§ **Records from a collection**
______
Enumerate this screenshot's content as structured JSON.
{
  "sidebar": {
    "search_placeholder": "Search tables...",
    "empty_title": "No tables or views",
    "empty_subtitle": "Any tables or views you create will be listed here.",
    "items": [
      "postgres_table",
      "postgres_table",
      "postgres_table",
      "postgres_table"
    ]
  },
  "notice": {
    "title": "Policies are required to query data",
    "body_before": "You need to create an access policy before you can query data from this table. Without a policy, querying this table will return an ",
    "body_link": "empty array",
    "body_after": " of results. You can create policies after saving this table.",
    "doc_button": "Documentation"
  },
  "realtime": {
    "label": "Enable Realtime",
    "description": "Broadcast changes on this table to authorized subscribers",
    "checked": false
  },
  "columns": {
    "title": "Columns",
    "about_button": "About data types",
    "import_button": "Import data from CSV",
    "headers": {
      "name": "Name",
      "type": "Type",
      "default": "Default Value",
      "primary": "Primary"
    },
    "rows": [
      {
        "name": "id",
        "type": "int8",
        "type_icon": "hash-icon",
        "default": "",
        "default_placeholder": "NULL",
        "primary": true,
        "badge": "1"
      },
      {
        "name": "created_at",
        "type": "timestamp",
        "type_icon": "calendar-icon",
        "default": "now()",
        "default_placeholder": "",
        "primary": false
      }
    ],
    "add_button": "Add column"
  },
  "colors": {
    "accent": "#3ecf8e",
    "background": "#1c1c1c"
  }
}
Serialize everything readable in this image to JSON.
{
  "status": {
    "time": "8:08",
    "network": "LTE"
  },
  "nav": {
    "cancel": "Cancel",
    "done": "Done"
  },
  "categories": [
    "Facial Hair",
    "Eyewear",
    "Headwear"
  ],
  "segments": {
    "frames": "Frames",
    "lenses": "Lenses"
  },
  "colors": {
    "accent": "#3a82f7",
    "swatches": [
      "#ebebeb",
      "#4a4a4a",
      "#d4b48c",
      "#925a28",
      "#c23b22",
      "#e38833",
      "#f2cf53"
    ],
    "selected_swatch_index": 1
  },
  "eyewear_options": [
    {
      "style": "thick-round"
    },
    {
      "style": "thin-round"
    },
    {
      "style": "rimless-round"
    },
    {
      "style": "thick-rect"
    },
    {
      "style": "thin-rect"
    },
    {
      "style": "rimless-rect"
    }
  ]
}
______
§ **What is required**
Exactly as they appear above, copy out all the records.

§ **Solved exercise**
Enumerate this screenshot's content as structured JSON.
{
  "sidebar": {
    "search_placeholder": "Search tables...",
    "empty_title": "No tables or views",
    "empty_subtitle": "Any tables or views you create will be listed here.",
    "items": [
      "postgres_table",
      "postgres_table",
      "postgres_table",
      "postgres_table"
    ]
  },
  "notice": {
    "title": "Policies are required to query data",
    "body_before": "You need to create an access policy before you can query data from this table. Without a policy, querying this table will return an ",
    "body_link": "empty array",
    "body_after": " of results. You can create policies after saving this table.",
    "doc_button": "Documentation"
  },
  "realtime": {
    "label": "Enable Realtime",
    "description": "Broadcast changes on this table to authorized subscribers",
    "checked": false
  },
  "columns": {
    "title": "Columns",
    "about_button": "About data types",
    "import_button": "Import data from CSV",
    "headers": {
      "name": "Name",
      "type": "Type",
      "default": "Default Value",
      "primary": "Primary"
    },
    "rows": [
      {
        "name": "id",
        "type": "int8",
        "type_icon": "hash-icon",
        "default": "",
        "default_placeholder": "NULL",
        "primary": true,
        "badge": "1"
      },
      {
        "name": "created_at",
        "type": "timestamp",
        "type_icon": "calendar-icon",
        "default": "now()",
        "default_placeholder": "",
        "primary": false
      }
    ],
    "add_button": "Add column"
  },
  "colors": {
    "accent": "#3ecf8e",
    "background": "#1c1c1c"
  }
}
Serialize everything readable in this image to JSON.
{
  "status": {
    "time": "8:08",
    "network": "LTE"
  },
  "nav": {
    "cancel": "Cancel",
    "done": "Done"
  },
  "categories": [
    "Facial Hair",
    "Eyewear",
    "Headwear"
  ],
  "segments": {
    "frames": "Frames",
    "lenses": "Lenses"
  },
  "colors": {
    "accent": "#3a82f7",
    "swatches": [
      "#ebebeb",
      "#4a4a4a",
      "#d4b48c",
      "#925a28",
      "#c23b22",
      "#e38833",
      "#f2cf53"
    ],
    "selected_swatch_index": 1
  },
  "eyewear_options": [
    {
      "style": "thick-round"
    },
    {
      "style": "thin-round"
    },
    {
      "style": "rimless-round"
    },
    {
      "style": "thick-rect"
    },
    {
      "style": "thin-rect"
    },
    {
      "style": "rimless-rect"
    }
  ]
}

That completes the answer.